>>>>>

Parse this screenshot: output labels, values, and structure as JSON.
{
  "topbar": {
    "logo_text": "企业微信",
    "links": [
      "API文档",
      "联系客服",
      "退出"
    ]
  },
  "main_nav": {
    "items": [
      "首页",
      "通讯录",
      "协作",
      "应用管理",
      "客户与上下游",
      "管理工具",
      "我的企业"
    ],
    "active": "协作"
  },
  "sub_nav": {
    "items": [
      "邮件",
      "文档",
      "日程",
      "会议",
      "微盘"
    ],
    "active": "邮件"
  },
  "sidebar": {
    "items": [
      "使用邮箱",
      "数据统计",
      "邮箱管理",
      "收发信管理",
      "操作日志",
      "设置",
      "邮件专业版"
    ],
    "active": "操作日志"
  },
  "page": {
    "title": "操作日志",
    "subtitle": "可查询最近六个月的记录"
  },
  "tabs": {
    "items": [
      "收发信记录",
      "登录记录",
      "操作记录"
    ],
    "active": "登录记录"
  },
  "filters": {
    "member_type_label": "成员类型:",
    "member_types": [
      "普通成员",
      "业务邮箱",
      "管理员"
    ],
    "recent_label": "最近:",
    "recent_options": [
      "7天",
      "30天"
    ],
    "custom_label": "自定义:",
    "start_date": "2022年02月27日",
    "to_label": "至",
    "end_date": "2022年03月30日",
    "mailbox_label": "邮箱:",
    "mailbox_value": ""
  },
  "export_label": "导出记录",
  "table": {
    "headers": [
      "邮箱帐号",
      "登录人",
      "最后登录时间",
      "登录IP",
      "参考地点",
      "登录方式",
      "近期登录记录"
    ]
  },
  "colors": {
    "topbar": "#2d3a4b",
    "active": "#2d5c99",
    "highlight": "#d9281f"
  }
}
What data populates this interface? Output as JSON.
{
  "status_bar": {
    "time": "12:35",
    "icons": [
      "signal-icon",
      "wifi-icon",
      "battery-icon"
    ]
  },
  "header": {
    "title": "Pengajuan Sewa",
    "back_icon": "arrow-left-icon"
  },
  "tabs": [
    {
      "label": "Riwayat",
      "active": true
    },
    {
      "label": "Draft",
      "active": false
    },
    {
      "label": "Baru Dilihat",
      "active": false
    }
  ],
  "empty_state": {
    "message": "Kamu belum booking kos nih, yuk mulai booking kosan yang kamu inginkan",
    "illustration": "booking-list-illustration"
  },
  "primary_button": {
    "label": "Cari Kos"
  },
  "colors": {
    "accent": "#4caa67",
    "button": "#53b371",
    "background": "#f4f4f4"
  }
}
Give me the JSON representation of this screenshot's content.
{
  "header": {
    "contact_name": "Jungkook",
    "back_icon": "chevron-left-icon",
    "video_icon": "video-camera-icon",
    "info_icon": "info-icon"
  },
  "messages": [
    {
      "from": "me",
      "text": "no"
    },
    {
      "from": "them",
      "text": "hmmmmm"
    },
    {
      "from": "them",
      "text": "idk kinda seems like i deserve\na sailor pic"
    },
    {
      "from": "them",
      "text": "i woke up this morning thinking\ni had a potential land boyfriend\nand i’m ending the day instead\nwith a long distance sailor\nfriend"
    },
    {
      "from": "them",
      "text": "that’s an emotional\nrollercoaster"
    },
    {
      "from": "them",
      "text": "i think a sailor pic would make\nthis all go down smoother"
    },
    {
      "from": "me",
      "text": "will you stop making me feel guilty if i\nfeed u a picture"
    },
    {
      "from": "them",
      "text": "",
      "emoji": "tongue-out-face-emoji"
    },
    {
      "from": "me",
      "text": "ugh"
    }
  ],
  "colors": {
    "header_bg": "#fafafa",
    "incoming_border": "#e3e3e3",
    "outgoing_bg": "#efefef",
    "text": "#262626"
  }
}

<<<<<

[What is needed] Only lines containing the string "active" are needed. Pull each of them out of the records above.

[Finished exercise]
    "active": "协作"
    "active": "邮件"
    "active": "操作日志"
    "active": "登录记录"
    "active": "#2d5c99",
      "active": true
      "active": false
      "active": false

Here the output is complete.